In his book Old Yukon, written in 1938, Judge James Wickersham tells a story that illustrates the remarkable jumping ability of migrating grayling. Wickersham could not vouch absolutely for the truth of the story but he obviously believed it true and even made a drawing to portray the event.

Three Alaskan gold prospectors built a log dam to block completely a small stream. Using canvas, they built an eighteen-inch diameter pipe to carry the water flow some 200 feet downstream and attached a four inch nozzle to the lower end of the pipe. A screen placed at the upper end of the pipe kept debris from entering. Since there was no reason to do otherwise, they allowed the water to flow through the pipe even when not using the water for mining.

One morning they approached the pipe to find three or four large grayling lying on the ground beside the nozzle. At the time the nozzle was about five feet above ground and was jetting water out horizontally approximately eight feet.
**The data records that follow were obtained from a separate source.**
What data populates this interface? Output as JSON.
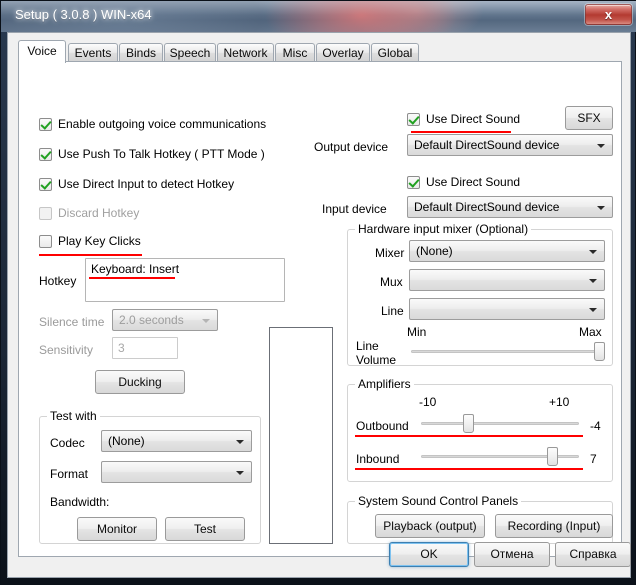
{
  "window": {
    "title": "Setup ( 3.0.8 ) WIN-x64",
    "close_icon": "close-icon",
    "close_label": "x"
  },
  "tabs": [
    {
      "label": "Voice",
      "active": true
    },
    {
      "label": "Events",
      "active": false
    },
    {
      "label": "Binds",
      "active": false
    },
    {
      "label": "Speech",
      "active": false
    },
    {
      "label": "Network",
      "active": false
    },
    {
      "label": "Misc",
      "active": false
    },
    {
      "label": "Overlay",
      "active": false
    },
    {
      "label": "Global",
      "active": false
    }
  ],
  "voice": {
    "checkboxes": [
      {
        "label": "Enable outgoing voice communications",
        "checked": true,
        "disabled": false,
        "marked": false
      },
      {
        "label": "Use Push To Talk Hotkey ( PTT Mode )",
        "checked": true,
        "disabled": false,
        "marked": false
      },
      {
        "label": "Use Direct Input to detect Hotkey",
        "checked": true,
        "disabled": false,
        "marked": false
      },
      {
        "label": "Discard Hotkey",
        "checked": false,
        "disabled": true,
        "marked": false
      },
      {
        "label": "Play Key Clicks",
        "checked": false,
        "disabled": false,
        "marked": true
      }
    ],
    "hotkey": {
      "label": "Hotkey",
      "value": "Keyboard: Insert",
      "marked": true
    },
    "silence_time": {
      "label": "Silence time",
      "value": "2.0 seconds",
      "disabled": true
    },
    "sensitivity": {
      "label": "Sensitivity",
      "value": "3",
      "disabled": true
    },
    "ducking_button": "Ducking",
    "test_with": {
      "title": "Test with",
      "codec_label": "Codec",
      "codec_value": "(None)",
      "format_label": "Format",
      "format_value": "",
      "bandwidth_label": "Bandwidth:",
      "monitor_button": "Monitor",
      "test_button": "Test"
    },
    "vu_meter_name": "input-level-meter"
  },
  "audio": {
    "output": {
      "direct_sound_label": "Use Direct Sound",
      "direct_sound_checked": true,
      "direct_sound_marked": true,
      "sfx_button": "SFX",
      "device_label": "Output device",
      "device_value": "Default DirectSound device"
    },
    "input": {
      "direct_sound_label": "Use Direct Sound",
      "direct_sound_checked": true,
      "direct_sound_marked": false,
      "device_label": "Input device",
      "device_value": "Default DirectSound device"
    },
    "mixer_group": {
      "title": "Hardware input mixer (Optional)",
      "mixer_label": "Mixer",
      "mixer_value": "(None)",
      "mux_label": "Mux",
      "mux_value": "",
      "line_label": "Line",
      "line_value": "",
      "min_label": "Min",
      "max_label": "Max",
      "volume_label_line1": "Line",
      "volume_label_line2": "Volume",
      "volume_percent": 97
    },
    "amplifiers": {
      "title": "Amplifiers",
      "min_label": "-10",
      "max_label": "+10",
      "outbound_label": "Outbound",
      "outbound_value": "-4",
      "outbound_percent": 30,
      "outbound_marked": true,
      "inbound_label": "Inbound",
      "inbound_value": "7",
      "inbound_percent": 83,
      "inbound_marked": true
    },
    "system_panels": {
      "title": "System Sound Control Panels",
      "playback_button": "Playback (output)",
      "recording_button": "Recording (Input)"
    }
  },
  "footer": {
    "ok": "OK",
    "cancel": "Отмена",
    "help": "Справка"
  },
  "colors": {
    "marker_red": "#ff0000",
    "accent_blue": "#3c7fb1",
    "dialog_bg": "#f0f0f0",
    "page_bg": "#ffffff"
  }
}
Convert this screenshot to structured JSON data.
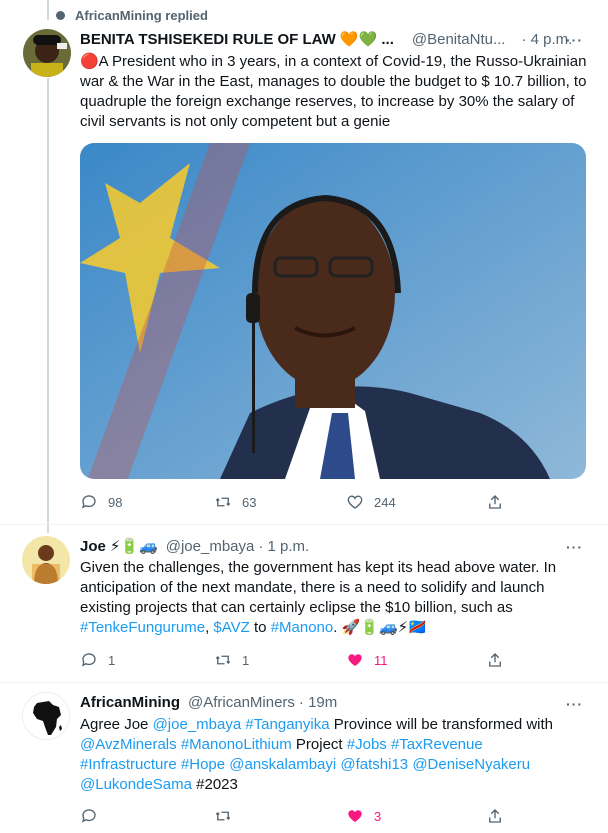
{
  "replied_banner": {
    "text": "AfricanMining replied"
  },
  "tweet1": {
    "name": "BENITA TSHISEKEDI RULE OF LAW",
    "name_emoji": "🧡💚 ...",
    "handle": "@BenitaNtu...",
    "time": "· 4 p.m.",
    "more": "···",
    "text": "🔴A President who in 3 years, in a context of Covid-19, the Russo-Ukrainian war & the War in the East, manages to double the budget to $ 10.7 billion, to quadruple the foreign exchange reserves, to increase by 30% the salary of civil servants is not only competent but a genie",
    "replies": "98",
    "retweets": "63",
    "likes": "244"
  },
  "tweet2": {
    "name": "Joe",
    "name_emoji": "⚡🔋🚙",
    "handle": "@joe_mbaya",
    "time": "· 1 p.m.",
    "more": "···",
    "text_part1": "Given the challenges, the government has kept its head above water. In anticipation of the next mandate, there is a need to solidify and launch existing projects that can certainly eclipse the $10 billion, such as",
    "tag1": "#TenkeFungurume",
    "sep1": ",",
    "tag2": "$AVZ",
    "word_to": "to",
    "tag3": "#Manono",
    "trailing": ". 🚀🔋🚙⚡🇨🇩",
    "replies": "1",
    "retweets": "1",
    "likes": "11"
  },
  "tweet3": {
    "name": "AfricanMining",
    "handle": "@AfricanMiners",
    "time": "· 19m",
    "more": "···",
    "t_agree": "Agree Joe",
    "m_joe": "@joe_mbaya",
    "h_tanganyika": "#Tanganyika",
    "t_province": "Province will be transformed with",
    "m_avz": "@AvzMinerals",
    "h_manono": "#ManonoLithium",
    "t_project": "Project",
    "h_jobs": "#Jobs",
    "h_tax": "#TaxRevenue",
    "h_infra": "#Infrastructure",
    "h_hope": "#Hope",
    "m_anska": "@anskalambayi",
    "m_fatshi": "@fatshi13",
    "m_denise": "@DeniseNyakeru",
    "m_lukonde": "@LukondeSama",
    "t_2023": "#2023",
    "likes": "3"
  },
  "colors": {
    "accent": "#1d9bf0",
    "like_active": "#f91880",
    "muted": "#536471",
    "line": "#cfd9de"
  }
}
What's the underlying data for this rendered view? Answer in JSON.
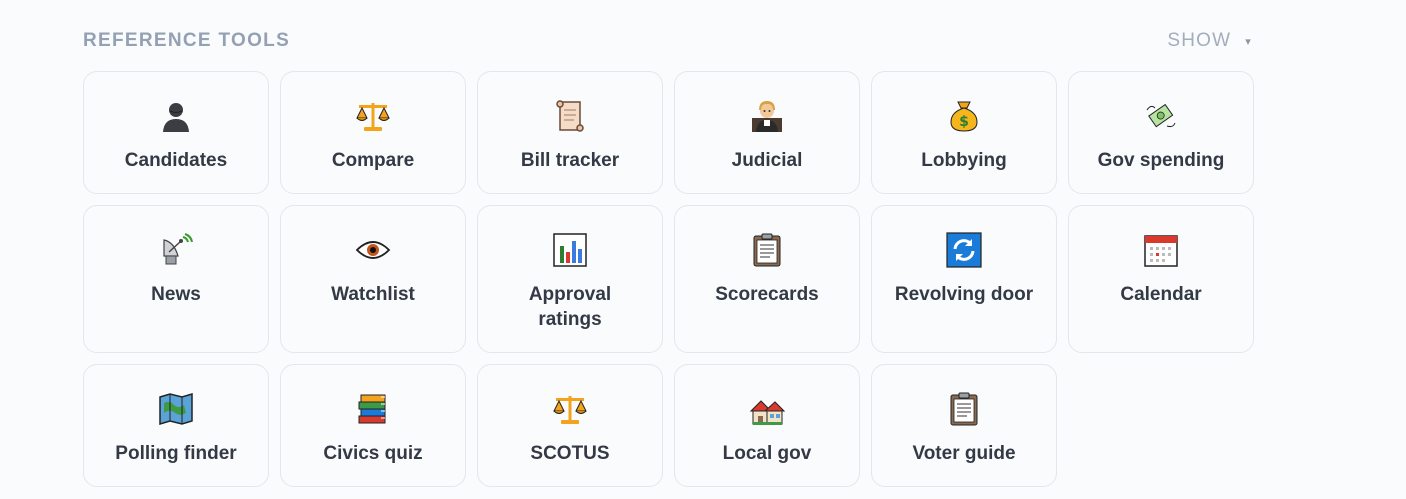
{
  "section": {
    "title": "REFERENCE TOOLS",
    "toggle_label": "SHOW",
    "toggle_caret": "▾"
  },
  "tools": [
    {
      "label": "Candidates",
      "icon": "person-silhouette-icon"
    },
    {
      "label": "Compare",
      "icon": "balance-scale-icon"
    },
    {
      "label": "Bill tracker",
      "icon": "scroll-icon"
    },
    {
      "label": "Judicial",
      "icon": "judge-icon"
    },
    {
      "label": "Lobbying",
      "icon": "money-bag-icon"
    },
    {
      "label": "Gov spending",
      "icon": "money-with-wings-icon"
    },
    {
      "label": "News",
      "icon": "satellite-antenna-icon"
    },
    {
      "label": "Watchlist",
      "icon": "eye-icon"
    },
    {
      "label": "Approval ratings",
      "icon": "bar-chart-icon"
    },
    {
      "label": "Scorecards",
      "icon": "clipboard-icon"
    },
    {
      "label": "Revolving door",
      "icon": "refresh-arrows-icon"
    },
    {
      "label": "Calendar",
      "icon": "calendar-icon"
    },
    {
      "label": "Polling finder",
      "icon": "map-icon"
    },
    {
      "label": "Civics quiz",
      "icon": "books-icon"
    },
    {
      "label": "SCOTUS",
      "icon": "balance-scale-icon"
    },
    {
      "label": "Local gov",
      "icon": "houses-icon"
    },
    {
      "label": "Voter guide",
      "icon": "clipboard-icon"
    }
  ]
}
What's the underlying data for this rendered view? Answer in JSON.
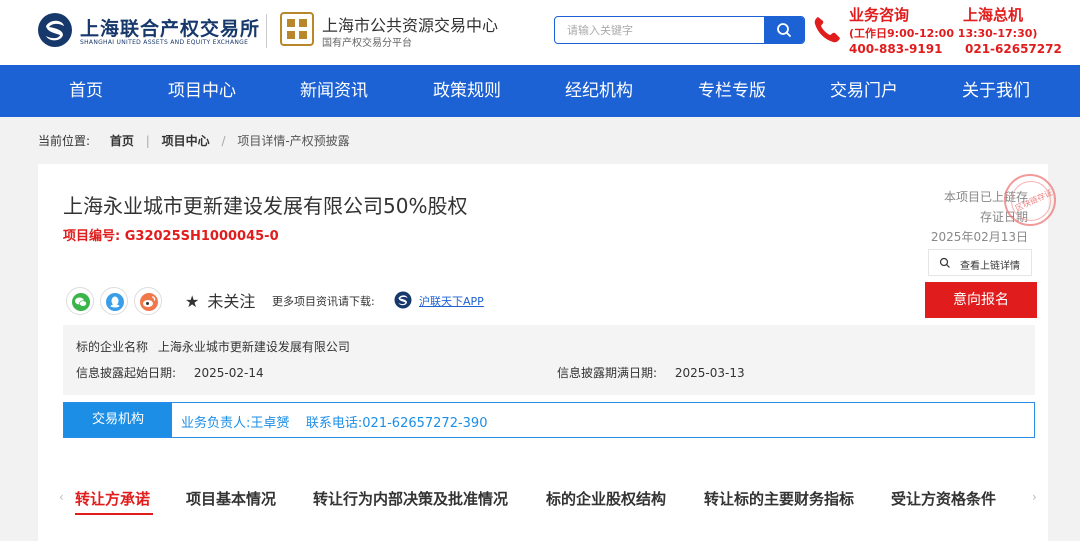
{
  "header": {
    "logo_name": "上海联合产权交易所",
    "logo_en": "SHANGHAI UNITED ASSETS AND EQUITY EXCHANGE",
    "center_name": "上海市公共资源交易中心",
    "center_sub": "国有产权交易分平台",
    "search_placeholder": "请输入关键字",
    "hotline": {
      "title1": "业务咨询",
      "title2": "上海总机",
      "hours": "(工作日9:00-12:00 13:30-17:30)",
      "number1": "400-883-9191",
      "number2": "021-62657272"
    }
  },
  "nav": [
    "首页",
    "项目中心",
    "新闻资讯",
    "政策规则",
    "经纪机构",
    "专栏专版",
    "交易门户",
    "关于我们"
  ],
  "breadcrumb": {
    "prefix": "当前位置:",
    "items": [
      "首页",
      "项目中心"
    ],
    "current": "项目详情-产权预披露"
  },
  "project": {
    "title": "上海永业城市更新建设发展有限公司50%股权",
    "code": "项目编号:  G32025SH1000045-0",
    "chain_line1": "本项目已上链存",
    "chain_line2": "存证日期",
    "chain_date": "2025年02月13日",
    "stamp_text": "区块链存证",
    "view_chain": "查看上链详情",
    "follow": "未关注",
    "download_text": "更多项目资讯请下载:",
    "app_name": "沪联天下APP",
    "apply": "意向报名"
  },
  "info": {
    "company_label": "标的企业名称",
    "company_value": "上海永业城市更新建设发展有限公司",
    "start_label": "信息披露起始日期:",
    "start_value": "2025-02-14",
    "end_label": "信息披露期满日期:",
    "end_value": "2025-03-13"
  },
  "agency": {
    "label": "交易机构",
    "text": "业务负责人:王卓赟    联系电话:021-62657272-390"
  },
  "tabs": [
    "转让方承诺",
    "项目基本情况",
    "转让行为内部决策及批准情况",
    "标的企业股权结构",
    "转让标的主要财务指标",
    "受让方资格条件"
  ],
  "colors": {
    "brand_blue": "#1d62d4",
    "accent_red": "#e01c1c",
    "agency_blue": "#1d8ee6"
  }
}
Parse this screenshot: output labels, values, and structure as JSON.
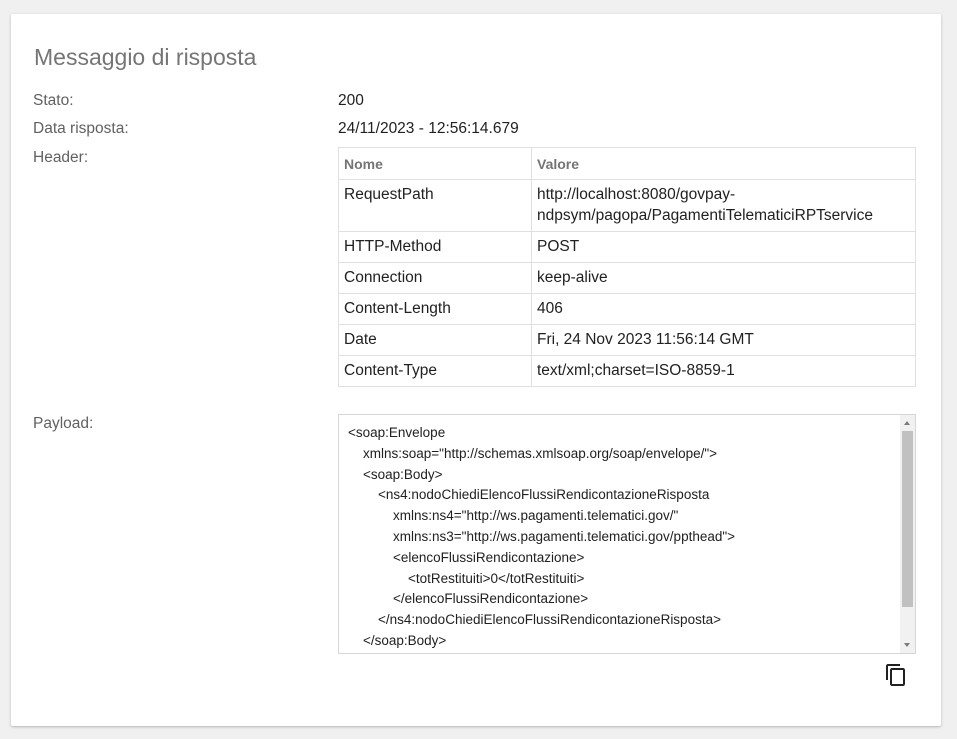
{
  "card": {
    "title": "Messaggio di risposta"
  },
  "fields": {
    "stato_label": "Stato:",
    "stato_value": "200",
    "data_label": "Data risposta:",
    "data_value": "24/11/2023 - 12:56:14.679",
    "header_label": "Header:",
    "payload_label": "Payload:"
  },
  "header_table": {
    "columns": [
      "Nome",
      "Valore"
    ],
    "rows": [
      {
        "name": "RequestPath",
        "value": "http://localhost:8080/govpay-\nndpsym/pagopa/PagamentiTelematiciRPTservice"
      },
      {
        "name": "HTTP-Method",
        "value": "POST"
      },
      {
        "name": "Connection",
        "value": "keep-alive"
      },
      {
        "name": "Content-Length",
        "value": "406"
      },
      {
        "name": "Date",
        "value": "Fri, 24 Nov 2023 11:56:14 GMT"
      },
      {
        "name": "Content-Type",
        "value": "text/xml;charset=ISO-8859-1"
      }
    ]
  },
  "payload": {
    "text": "<soap:Envelope\n    xmlns:soap=\"http://schemas.xmlsoap.org/soap/envelope/\">\n    <soap:Body>\n        <ns4:nodoChiediElencoFlussiRendicontazioneRisposta\n            xmlns:ns4=\"http://ws.pagamenti.telematici.gov/\"\n            xmlns:ns3=\"http://ws.pagamenti.telematici.gov/ppthead\">\n            <elencoFlussiRendicontazione>\n                <totRestituiti>0</totRestituiti>\n            </elencoFlussiRendicontazione>\n        </ns4:nodoChiediElencoFlussiRendicontazioneRisposta>\n    </soap:Body>"
  },
  "icons": {
    "copy": "copy-icon"
  }
}
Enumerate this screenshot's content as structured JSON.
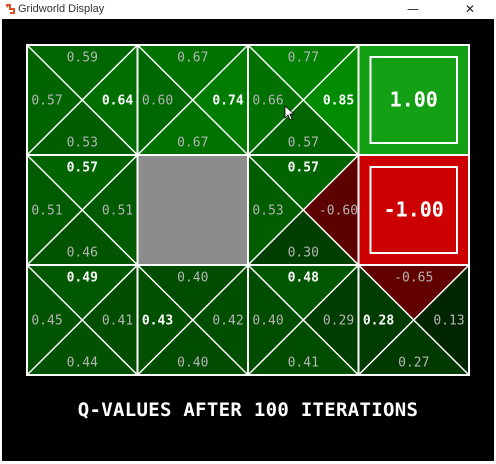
{
  "window": {
    "title": "Gridworld Display",
    "min_glyph": "—",
    "close_glyph": "✕",
    "icon": "python-icon"
  },
  "grid": {
    "rows": 3,
    "cols": 4,
    "cells": [
      {
        "type": "q",
        "values": {
          "north": "0.59",
          "east": "0.64",
          "south": "0.53",
          "west": "0.57"
        },
        "bold": "east"
      },
      {
        "type": "q",
        "values": {
          "north": "0.67",
          "east": "0.74",
          "south": "0.67",
          "west": "0.60"
        },
        "bold": "east"
      },
      {
        "type": "q",
        "values": {
          "north": "0.77",
          "east": "0.85",
          "south": "0.57",
          "west": "0.66"
        },
        "bold": "east"
      },
      {
        "type": "terminal",
        "value": "1.00",
        "color": "#14a014"
      },
      {
        "type": "q",
        "values": {
          "north": "0.57",
          "east": "0.51",
          "south": "0.46",
          "west": "0.51"
        },
        "bold": "north"
      },
      {
        "type": "wall",
        "color": "#8c8c8c"
      },
      {
        "type": "q",
        "values": {
          "north": "0.57",
          "east": "-0.60",
          "south": "0.30",
          "west": "0.53"
        },
        "bold": "north"
      },
      {
        "type": "terminal",
        "value": "-1.00",
        "color": "#cc0000"
      },
      {
        "type": "q",
        "values": {
          "north": "0.49",
          "east": "0.41",
          "south": "0.44",
          "west": "0.45"
        },
        "bold": "north"
      },
      {
        "type": "q",
        "values": {
          "north": "0.40",
          "east": "0.42",
          "south": "0.40",
          "west": "0.43"
        },
        "bold": "west"
      },
      {
        "type": "q",
        "values": {
          "north": "0.48",
          "east": "0.29",
          "south": "0.41",
          "west": "0.40"
        },
        "bold": "north"
      },
      {
        "type": "q",
        "values": {
          "north": "-0.65",
          "east": "0.13",
          "south": "0.27",
          "west": "0.28"
        },
        "bold": "west"
      }
    ]
  },
  "caption": "Q-VALUES AFTER 100 ITERATIONS",
  "colors": {
    "background": "#000000",
    "grid_line": "#ffffff",
    "positive": "#00a000",
    "negative": "#c80000",
    "value_text": "#b4b4b4",
    "bold_text": "#ffffff"
  }
}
Then, much to their surprise, the prospectors found another hundred grayling trapped inside the pipe. The prospectors realized that the upstream migration of grayling had commenced during the night. Each fish swam upstream until there was no other way to proceed except to jump up through the water flowing out of the nozzle and into the pipe. As Judge Wickersham noted, it is amazing that better than 95 percent of the grayling successfully did it.